Senate Democratic and Republican leaders reached a deal that will fund the government until January 15 and raise the debt ceiling until February 7. It was passed by the House late last night and signed by President Obama at 12:30 a.m. Thursday.
“Though this is an improvement, it is by no means a triumph. While it prevents the economic calamity that a debt default would bring, reopens the federal government and stops a long-term locking in of devastating sequester cuts, it only delays the same battles for a few months,” said Van Roekel. “During that time, we are hopeful that more reasonable voices will prevail so that we do not relive this saga again.”
When the government reopens, the budget will still be operating, until Jan. 15, at post-sequestration levels, which already cut $3 billion from federal education funding and disproportionately affected children in higher-poverty communities in the previous fiscal year. Since Congress allowed sequester level cuts to be enacted earlier this year, 57,000 children have been cut from Head Start classes, Impact aid for low-income schools has been drastically reduced and school districts across the nation are hurting from these drastic federal budget cuts.

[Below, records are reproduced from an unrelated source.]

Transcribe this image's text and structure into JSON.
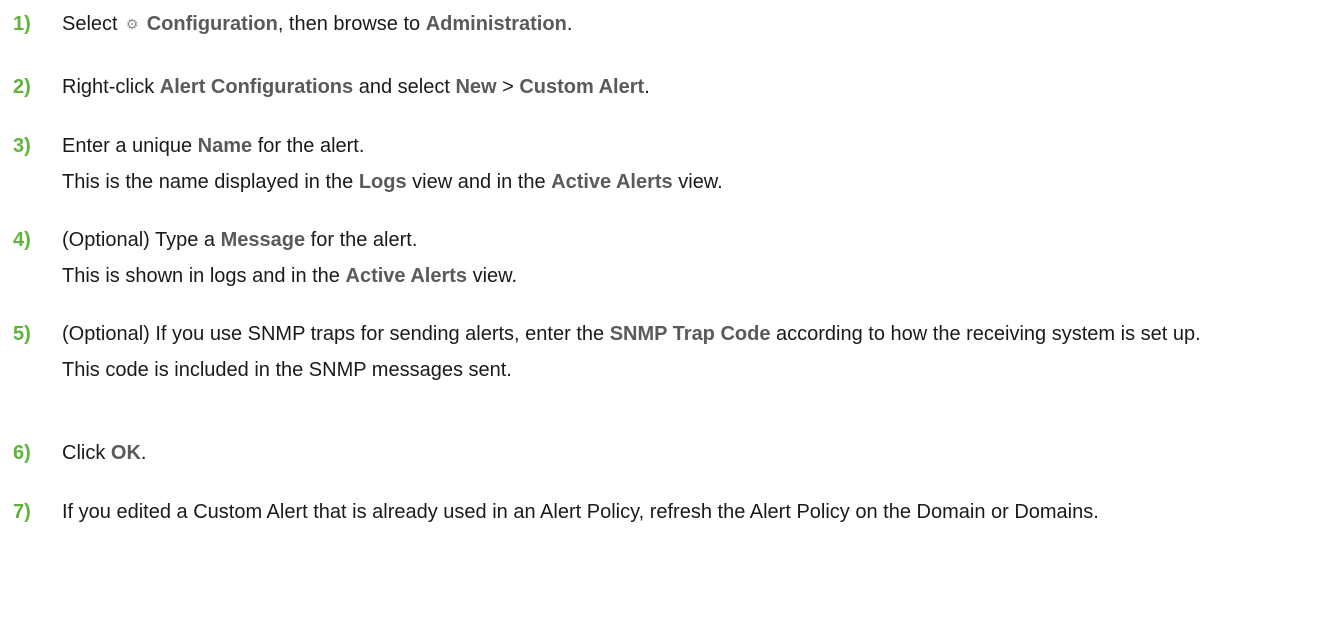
{
  "steps": [
    {
      "num": "1)",
      "line1": [
        {
          "t": "Select "
        },
        {
          "icon": "gear-icon",
          "glyph": "⚙"
        },
        {
          "t": " "
        },
        {
          "t": "Configuration",
          "ui": true
        },
        {
          "t": ", then browse to "
        },
        {
          "t": "Administration",
          "ui": true
        },
        {
          "t": "."
        }
      ]
    },
    {
      "num": "2)",
      "line1": [
        {
          "t": "Right-click "
        },
        {
          "t": "Alert Configurations",
          "ui": true
        },
        {
          "t": " and select "
        },
        {
          "t": "New",
          "ui": true
        },
        {
          "t": " > "
        },
        {
          "t": "Custom Alert",
          "ui": true
        },
        {
          "t": "."
        }
      ]
    },
    {
      "num": "3)",
      "line1": [
        {
          "t": "Enter a unique "
        },
        {
          "t": "Name",
          "ui": true
        },
        {
          "t": " for the alert."
        }
      ],
      "sub": [
        {
          "t": "This is the name displayed in the "
        },
        {
          "t": "Logs",
          "ui": true
        },
        {
          "t": " view and in the "
        },
        {
          "t": "Active Alerts",
          "ui": true
        },
        {
          "t": " view."
        }
      ]
    },
    {
      "num": "4)",
      "line1": [
        {
          "t": "(Optional) Type a "
        },
        {
          "t": "Message",
          "ui": true
        },
        {
          "t": " for the alert."
        }
      ],
      "sub": [
        {
          "t": "This is shown in logs and in the "
        },
        {
          "t": "Active Alerts",
          "ui": true
        },
        {
          "t": " view."
        }
      ]
    },
    {
      "num": "5)",
      "line1": [
        {
          "t": "(Optional) If you use SNMP traps for sending alerts, enter the "
        },
        {
          "t": "SNMP Trap Code",
          "ui": true
        },
        {
          "t": " according to how the receiving system is set up."
        }
      ],
      "sub": [
        {
          "t": "This code is included in the SNMP messages sent."
        }
      ]
    },
    {
      "num": "6)",
      "line1": [
        {
          "t": "Click "
        },
        {
          "t": "OK",
          "ui": true
        },
        {
          "t": "."
        }
      ]
    },
    {
      "num": "7)",
      "line1": [
        {
          "t": "If you edited a Custom Alert that is already used in an Alert Policy, refresh the Alert Policy on the Domain or Domains."
        }
      ]
    }
  ]
}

But the agreement prevented a long-term locking in of those cuts; instead, it provides an opportunity for Congress to replace the sequester cuts in a final 2014 funding bill. Van Roekel urges Congress to not just avoid another catastrophic shutdown, but to come together to support community schools and programs that help our nation’s poor and middle class.
“We remain deeply committed to pushing Congress to find a responsible, balanced and long-term plan to replace the sequester cuts, avoid further pain on students, families and communities and ensure that the wealthiest and corporations pay their fair share, including by closing costly tax loopholes.”